Work instructions
Would you please return the lines of the material that contain the word "Specify"?
*** Opening Provided data ***
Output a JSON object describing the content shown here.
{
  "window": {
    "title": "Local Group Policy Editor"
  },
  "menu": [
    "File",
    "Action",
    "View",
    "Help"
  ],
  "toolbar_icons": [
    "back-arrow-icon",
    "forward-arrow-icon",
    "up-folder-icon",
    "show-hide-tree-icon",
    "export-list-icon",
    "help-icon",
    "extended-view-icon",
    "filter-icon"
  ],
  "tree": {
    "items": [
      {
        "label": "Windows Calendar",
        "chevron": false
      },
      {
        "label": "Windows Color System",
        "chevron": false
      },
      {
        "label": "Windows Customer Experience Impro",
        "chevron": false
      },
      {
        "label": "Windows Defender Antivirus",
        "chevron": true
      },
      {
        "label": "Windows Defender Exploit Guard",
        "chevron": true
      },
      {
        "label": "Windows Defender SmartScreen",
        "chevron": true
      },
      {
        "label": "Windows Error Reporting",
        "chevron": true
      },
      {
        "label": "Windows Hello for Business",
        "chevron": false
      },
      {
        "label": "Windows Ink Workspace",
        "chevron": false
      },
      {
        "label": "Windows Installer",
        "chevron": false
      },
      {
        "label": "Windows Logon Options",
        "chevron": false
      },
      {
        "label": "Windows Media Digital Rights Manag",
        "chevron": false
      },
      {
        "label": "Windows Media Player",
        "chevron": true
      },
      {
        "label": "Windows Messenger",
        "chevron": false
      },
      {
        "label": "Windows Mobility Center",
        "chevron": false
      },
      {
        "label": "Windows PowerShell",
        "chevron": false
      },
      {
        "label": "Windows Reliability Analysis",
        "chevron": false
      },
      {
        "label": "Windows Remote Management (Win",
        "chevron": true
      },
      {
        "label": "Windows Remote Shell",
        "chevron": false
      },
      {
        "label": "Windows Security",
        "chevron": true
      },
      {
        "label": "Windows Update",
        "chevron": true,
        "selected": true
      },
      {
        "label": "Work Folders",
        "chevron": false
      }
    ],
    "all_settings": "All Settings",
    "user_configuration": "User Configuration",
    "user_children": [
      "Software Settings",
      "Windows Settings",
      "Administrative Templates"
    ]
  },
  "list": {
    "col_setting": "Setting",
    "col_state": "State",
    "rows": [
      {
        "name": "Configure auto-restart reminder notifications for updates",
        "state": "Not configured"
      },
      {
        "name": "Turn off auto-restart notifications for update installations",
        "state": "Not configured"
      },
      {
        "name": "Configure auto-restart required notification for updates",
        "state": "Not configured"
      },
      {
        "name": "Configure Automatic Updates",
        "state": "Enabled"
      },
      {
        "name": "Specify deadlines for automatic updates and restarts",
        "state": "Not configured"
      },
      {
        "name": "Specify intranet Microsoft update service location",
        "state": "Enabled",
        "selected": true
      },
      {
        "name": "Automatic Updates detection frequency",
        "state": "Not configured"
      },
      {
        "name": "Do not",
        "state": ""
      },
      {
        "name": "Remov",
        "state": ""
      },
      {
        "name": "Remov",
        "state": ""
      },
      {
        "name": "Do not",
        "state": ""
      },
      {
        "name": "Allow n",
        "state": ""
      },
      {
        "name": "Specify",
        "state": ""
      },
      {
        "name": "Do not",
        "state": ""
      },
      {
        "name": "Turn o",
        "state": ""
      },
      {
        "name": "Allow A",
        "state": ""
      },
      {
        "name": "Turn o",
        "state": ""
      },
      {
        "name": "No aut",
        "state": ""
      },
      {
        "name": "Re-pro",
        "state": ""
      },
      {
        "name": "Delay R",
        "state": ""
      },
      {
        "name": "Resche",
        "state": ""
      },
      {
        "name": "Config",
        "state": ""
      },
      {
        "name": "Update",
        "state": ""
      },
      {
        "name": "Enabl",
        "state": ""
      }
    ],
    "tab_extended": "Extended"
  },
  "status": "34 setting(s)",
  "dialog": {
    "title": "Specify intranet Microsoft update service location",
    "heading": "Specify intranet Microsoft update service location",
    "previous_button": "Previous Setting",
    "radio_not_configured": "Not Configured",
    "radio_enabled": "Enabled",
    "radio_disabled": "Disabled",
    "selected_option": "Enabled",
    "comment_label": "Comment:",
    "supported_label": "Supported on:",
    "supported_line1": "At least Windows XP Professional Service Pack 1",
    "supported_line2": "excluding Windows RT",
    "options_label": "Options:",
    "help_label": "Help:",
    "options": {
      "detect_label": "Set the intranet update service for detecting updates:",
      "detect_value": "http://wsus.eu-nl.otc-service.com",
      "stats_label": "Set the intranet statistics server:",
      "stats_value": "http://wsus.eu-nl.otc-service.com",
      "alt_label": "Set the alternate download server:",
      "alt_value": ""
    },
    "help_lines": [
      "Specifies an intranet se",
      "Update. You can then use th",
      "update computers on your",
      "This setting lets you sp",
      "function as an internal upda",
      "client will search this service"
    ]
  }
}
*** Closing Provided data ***
Answer space
        "name": "Specify deadlines for automatic updates and restarts",
        "name": "Specify intranet Microsoft update service location",
        "name": "Specify",
    "title": "Specify intranet Microsoft update service location",
    "heading": "Specify intranet Microsoft update service location",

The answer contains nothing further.